The Supreme Court's Message: Win or Go Home

In a pair of rulings on partisan gerrymandering and the census, Chief Justice John Roberts enshrined the nation’s modern form of winner-take-all politics into law.

J. Scott Applewhite / AP

The words to the victor go the spoils never appear in a pair of major Supreme Court decisions that Chief Justice John Roberts delivered today, but they might as well have.

By upholding partisan gerrymandering in virtually any instance that does not involve racial discrimination, the Supreme Court enshrined the nation’s modern form of winner-take-all politics into law today. Roberts, writing for the Court’s 5–4 conservative majority, declared that the federal courts would not referee political disputes over the drawing of election districts, essentially giving both Republicans and Democrats a free hand to create maps that could keep themselves in power. “Partisan gerrymandering claims,” the Court held, “present political questions beyond the reach of the federal courts.”

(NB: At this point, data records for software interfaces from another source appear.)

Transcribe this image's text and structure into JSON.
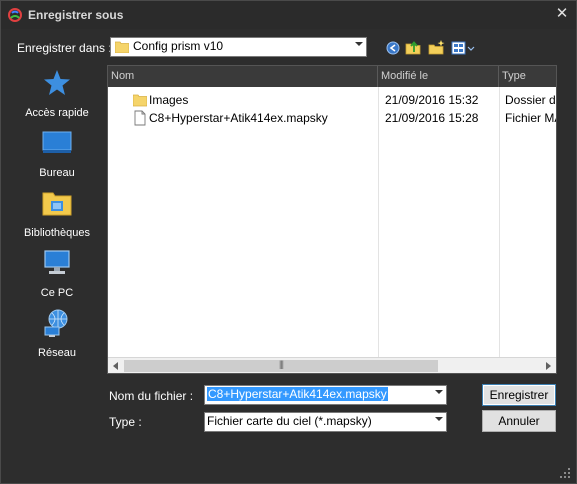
{
  "window": {
    "title": "Enregistrer sous",
    "close_label": "✕"
  },
  "location": {
    "label": "Enregistrer dans :",
    "value": "Config prism v10"
  },
  "toolbar": [
    "back-icon",
    "up-folder-icon",
    "new-folder-icon",
    "view-menu-icon"
  ],
  "places": [
    {
      "label": "Accès rapide",
      "icon": "star-icon"
    },
    {
      "label": "Bureau",
      "icon": "desktop-icon"
    },
    {
      "label": "Bibliothèques",
      "icon": "library-icon"
    },
    {
      "label": "Ce PC",
      "icon": "computer-icon"
    },
    {
      "label": "Réseau",
      "icon": "network-icon"
    }
  ],
  "filelist": {
    "columns": [
      "Nom",
      "Modifié le",
      "Type"
    ],
    "rows": [
      {
        "name": "Images",
        "modified": "21/09/2016 15:32",
        "type": "Dossier de",
        "icon": "folder-icon"
      },
      {
        "name": "C8+Hyperstar+Atik414ex.mapsky",
        "modified": "21/09/2016 15:28",
        "type": "Fichier MA",
        "icon": "file-icon"
      }
    ],
    "scroll_grip": "|||"
  },
  "filename": {
    "label": "Nom du fichier :",
    "value": "C8+Hyperstar+Atik414ex.mapsky"
  },
  "filetype": {
    "label": "Type :",
    "value": "Fichier carte du ciel (*.mapsky)"
  },
  "buttons": {
    "save": "Enregistrer",
    "cancel": "Annuler"
  },
  "colors": {
    "background": "#2d2d2d",
    "selection": "#3399ff",
    "header": "#3a3a3a"
  }
}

In other words: If you want to write the rules and draw the districts, you’d better win. Roberts and a majority of the Court came to the same conclusion in a second significant decision this morning involving the exercise—and apportionment—of political power, even though its impact might not be felt for another decade or longer. The Supreme Court ruled that the Constitution grants Congress and “by extension” the executive branch the power to add a citizenship question to the decennial census, despite concern that doing so will depress response rates among immigrant populations fearful of deportation. Because the census count helps determine everything from the number of congressional seats to the amount of federal spending that states get, the prospect of lower response rates in specific communities could have enormous implications.

Yet in the same split decision, the Court found that the Trump administration’s stated reasons for adding the question seem “to have been contrived” and remanded the case back to the lower courts for more arguments. That move decreased the likelihood that the Commerce Department will be able to win its case in time for the 2020 census, but the decision as a whole opens the door for a future Congress or a future administration—more likely a Republican one—to include the citizenship question as long as it adequately explained its reasoning. As in the gerrymandering case, the Court found that the question of how to implement a population count that determines electoral representation is more about politics than it is about law.

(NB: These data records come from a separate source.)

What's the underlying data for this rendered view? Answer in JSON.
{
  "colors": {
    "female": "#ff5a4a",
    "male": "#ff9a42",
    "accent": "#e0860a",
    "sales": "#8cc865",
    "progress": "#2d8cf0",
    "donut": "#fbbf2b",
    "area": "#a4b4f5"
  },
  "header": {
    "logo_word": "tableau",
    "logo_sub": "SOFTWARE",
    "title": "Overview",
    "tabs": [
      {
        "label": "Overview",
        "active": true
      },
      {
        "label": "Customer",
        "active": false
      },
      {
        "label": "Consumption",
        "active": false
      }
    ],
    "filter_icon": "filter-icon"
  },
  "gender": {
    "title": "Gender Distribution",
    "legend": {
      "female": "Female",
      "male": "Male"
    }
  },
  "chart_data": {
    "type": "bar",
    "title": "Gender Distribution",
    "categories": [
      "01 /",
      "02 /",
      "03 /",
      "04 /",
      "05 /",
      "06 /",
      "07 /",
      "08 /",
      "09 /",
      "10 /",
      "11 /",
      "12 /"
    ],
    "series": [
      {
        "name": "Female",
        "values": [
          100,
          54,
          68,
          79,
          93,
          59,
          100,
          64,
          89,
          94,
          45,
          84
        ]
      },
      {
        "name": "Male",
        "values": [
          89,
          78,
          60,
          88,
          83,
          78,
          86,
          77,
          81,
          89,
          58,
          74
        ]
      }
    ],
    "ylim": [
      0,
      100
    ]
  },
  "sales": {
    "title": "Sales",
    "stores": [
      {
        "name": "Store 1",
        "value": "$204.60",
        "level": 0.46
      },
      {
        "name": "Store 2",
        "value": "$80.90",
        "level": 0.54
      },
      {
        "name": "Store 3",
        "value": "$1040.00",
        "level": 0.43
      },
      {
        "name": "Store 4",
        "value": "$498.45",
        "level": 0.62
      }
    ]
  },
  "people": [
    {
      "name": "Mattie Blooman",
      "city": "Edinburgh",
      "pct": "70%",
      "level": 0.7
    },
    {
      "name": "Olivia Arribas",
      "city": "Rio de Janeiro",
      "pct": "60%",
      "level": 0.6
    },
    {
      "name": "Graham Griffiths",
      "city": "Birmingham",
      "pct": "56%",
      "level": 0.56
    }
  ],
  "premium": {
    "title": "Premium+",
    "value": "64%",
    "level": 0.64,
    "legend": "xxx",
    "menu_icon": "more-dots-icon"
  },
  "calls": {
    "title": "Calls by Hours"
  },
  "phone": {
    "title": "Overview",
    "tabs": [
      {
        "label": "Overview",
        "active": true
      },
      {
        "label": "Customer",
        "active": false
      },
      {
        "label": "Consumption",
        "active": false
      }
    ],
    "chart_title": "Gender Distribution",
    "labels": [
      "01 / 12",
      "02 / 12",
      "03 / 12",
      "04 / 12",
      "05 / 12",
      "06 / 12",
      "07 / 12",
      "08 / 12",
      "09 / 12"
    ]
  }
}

The gerrymandering decision, however, is the one that will have far more immediate implications. The Supreme Court turned aside legal challenges to a Republican-drawn map in North Carolina and a Democratic-drawn map in Maryland. And in the process, it significantly raised the stakes of the 2020 elections for governor and state legislatures across the country, because the winning parties will, in many cases, have the power to draw maps based on next year’s census that help keep them in office for a decade to come. That is, in large part, how Republicans were able to cement the victories they achieved in 2010, in which they not only won control of the U.S. House but ousted Democrats from statehouses in dozens of races nationwide. “The Supreme Court’s decision has made one thing clear: The only way we’ll end partisan gerrymandering is by voting Republicans out of power in state legislatures,” says Jessica Post, the executive director of the Democratic Legislative Campaign Committee.

The decision was a defeat for centrists who had looked to the courts to call out politicians in both parties for trying to “choose their voters” by drawing maps that advantaged incumbency. But it was not a death blow to the redistricting-reform movement. The Court gave wide latitude to states and to Congress to limit partisan gerrymandering through legislation, and Roberts specifically noted that numerous states were already addressing the issue through amendments to their constitutions that placed the power to draw district lines in the hands of independent commissions. “The Framers,” he wrote, “also gave Congress the power to do something about partisan gerrymandering in the Elections Clause. That avenue for reform established by the Framers, and used by Congress in the past, remains open.”

That message may be cold comfort to centrists who have struggled to win elections in an increasingly polarized political climate, and who argue that this decision will make it even more difficult to oust Republicans and Democrats who have written the rules in their favor. But at least now they know their challenge is clear: Advocates for election reform can no longer turn to the courts for salvation—they must win at the ballot box instead.